Slightly unconventional class the other day. After watching the computer games unfold in my kitchen I got into a debate with some of my students.
“How can any video game be as good as a book?” I asked them.
“Of course they can!” (Collective chorus)
“Prove it.” I replied.
The mission: in teams of three to bring in a game, 1 person would explain the merits of said game while persons 2&3 play the game for the eager and skeptical audience. Three judges will decide which game and presentation wins. But the greatest challenge would be to disprove the following and in doing so persuade me that I am wrong about video games:
“Video games rot your brain. Read a book instead.”
And so the games started.
Team one lugged out the XBOX and proceeded to play Prince of Persia. I learnt that this is a game involving the leaping upwards and across to higher and harder levels. An attractive Persian woman accompanies the Prince and is his lucky star. Should you miss a leap and hurtle alarmingly towards the colourful abyss below, she will save you.
The colours, art work, music and graphics were all incredible. This was certainly not a game involving the hurtling of hedgehogs. The sophistication was impressive. I didn’t have a go, far too scared of dropping the prince.
Next up: Halo 3, the darling of video games and the main drainer of teenage boy’s time.
A lot of shooting. I tried this one, and was impressed by how the (wireless!) console vibrated each time I fired the guns. I felt small fragments of testosterone shooting through my veins that stopped the minute I put the game down. A little scary.
Game three was the Wii and Rockstar. Out came drums, guitar and microphone. I had the frightening responsibility of singing along to The Clash, …. My score was meager and embarrassing but this was fun! The whole class sung along, laughed clapped and (did I imagine?) took photos.
Then it was Wii sports and I attempted (good word) to play tennis and baseball. More photos.
So am I eating humble pie? Did the teacher learn something?
The silly miniclip and other free games on the internet involving fast cars, motorcycles, snow boarders and hedgehogs will rot your brain. Read a book.
These games on the other hand require imagination foresight, coordination, fast reflexes and a sense of humour. The greatest thing is how social they are, having the ability to gather a group together to play or even watch. There is an investment in time and thought, especially Prince of Persia that takes about 8 hours to play.

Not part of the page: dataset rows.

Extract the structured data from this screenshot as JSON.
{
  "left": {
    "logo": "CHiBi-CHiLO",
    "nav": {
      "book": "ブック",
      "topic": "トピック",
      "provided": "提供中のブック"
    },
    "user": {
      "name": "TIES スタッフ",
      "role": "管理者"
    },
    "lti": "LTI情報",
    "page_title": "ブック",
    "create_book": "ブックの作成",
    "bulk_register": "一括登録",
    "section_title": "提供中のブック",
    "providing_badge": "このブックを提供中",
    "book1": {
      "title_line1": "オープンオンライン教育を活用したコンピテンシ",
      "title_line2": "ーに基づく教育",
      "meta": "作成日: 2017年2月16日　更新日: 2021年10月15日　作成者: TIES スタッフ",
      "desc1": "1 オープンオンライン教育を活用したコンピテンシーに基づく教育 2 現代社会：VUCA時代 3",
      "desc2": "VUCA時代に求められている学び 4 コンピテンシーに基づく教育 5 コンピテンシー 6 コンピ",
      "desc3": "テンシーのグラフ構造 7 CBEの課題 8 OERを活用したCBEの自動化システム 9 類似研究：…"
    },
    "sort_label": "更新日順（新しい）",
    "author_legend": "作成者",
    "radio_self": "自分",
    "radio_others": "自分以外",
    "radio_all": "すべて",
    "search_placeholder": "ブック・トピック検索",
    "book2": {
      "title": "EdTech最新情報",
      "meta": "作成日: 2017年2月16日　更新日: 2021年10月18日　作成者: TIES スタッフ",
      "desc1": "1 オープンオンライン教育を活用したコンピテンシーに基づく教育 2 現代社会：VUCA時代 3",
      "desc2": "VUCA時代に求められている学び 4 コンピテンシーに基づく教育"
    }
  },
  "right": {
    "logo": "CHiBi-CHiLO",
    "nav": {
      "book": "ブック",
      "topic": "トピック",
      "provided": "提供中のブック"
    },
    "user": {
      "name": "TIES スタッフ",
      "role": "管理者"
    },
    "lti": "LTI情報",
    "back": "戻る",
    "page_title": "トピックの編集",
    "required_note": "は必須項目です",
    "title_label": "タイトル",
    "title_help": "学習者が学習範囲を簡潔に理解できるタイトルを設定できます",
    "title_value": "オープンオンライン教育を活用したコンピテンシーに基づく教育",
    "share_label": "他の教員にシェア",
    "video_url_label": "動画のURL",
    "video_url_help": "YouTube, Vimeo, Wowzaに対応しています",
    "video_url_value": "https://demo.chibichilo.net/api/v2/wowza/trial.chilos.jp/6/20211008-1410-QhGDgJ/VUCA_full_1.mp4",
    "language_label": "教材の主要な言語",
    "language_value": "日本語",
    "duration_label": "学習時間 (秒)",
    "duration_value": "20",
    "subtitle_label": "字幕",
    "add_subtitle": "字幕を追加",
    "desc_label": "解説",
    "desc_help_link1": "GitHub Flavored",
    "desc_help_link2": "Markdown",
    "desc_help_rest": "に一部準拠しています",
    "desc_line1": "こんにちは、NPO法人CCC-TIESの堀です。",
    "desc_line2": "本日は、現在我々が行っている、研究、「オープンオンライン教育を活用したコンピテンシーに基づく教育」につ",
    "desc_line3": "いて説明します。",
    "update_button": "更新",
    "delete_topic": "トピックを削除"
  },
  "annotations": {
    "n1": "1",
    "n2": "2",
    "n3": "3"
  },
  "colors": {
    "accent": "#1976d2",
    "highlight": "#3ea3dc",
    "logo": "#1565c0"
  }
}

They are a lot of fun! And I am convinced that any pilot who spent his youth console in hand will have excellent reflexes, it probably aids in drivers ed, but more importantly, and apart from all the shooting that I didn’t like, these games were really fun. Obviously spending 6 hours playing games, 3 on MSN and 2 in front of the TV will rot the brain and probably lead to oxygen deficiency. But in moderation, and in my opinion, the Wii is the way to go.
And to quote one fine student in response to my totally nerdy question about spending one’s time in a productive and worthwhile way,
“What’s wrong with doing it just because it’s fun?”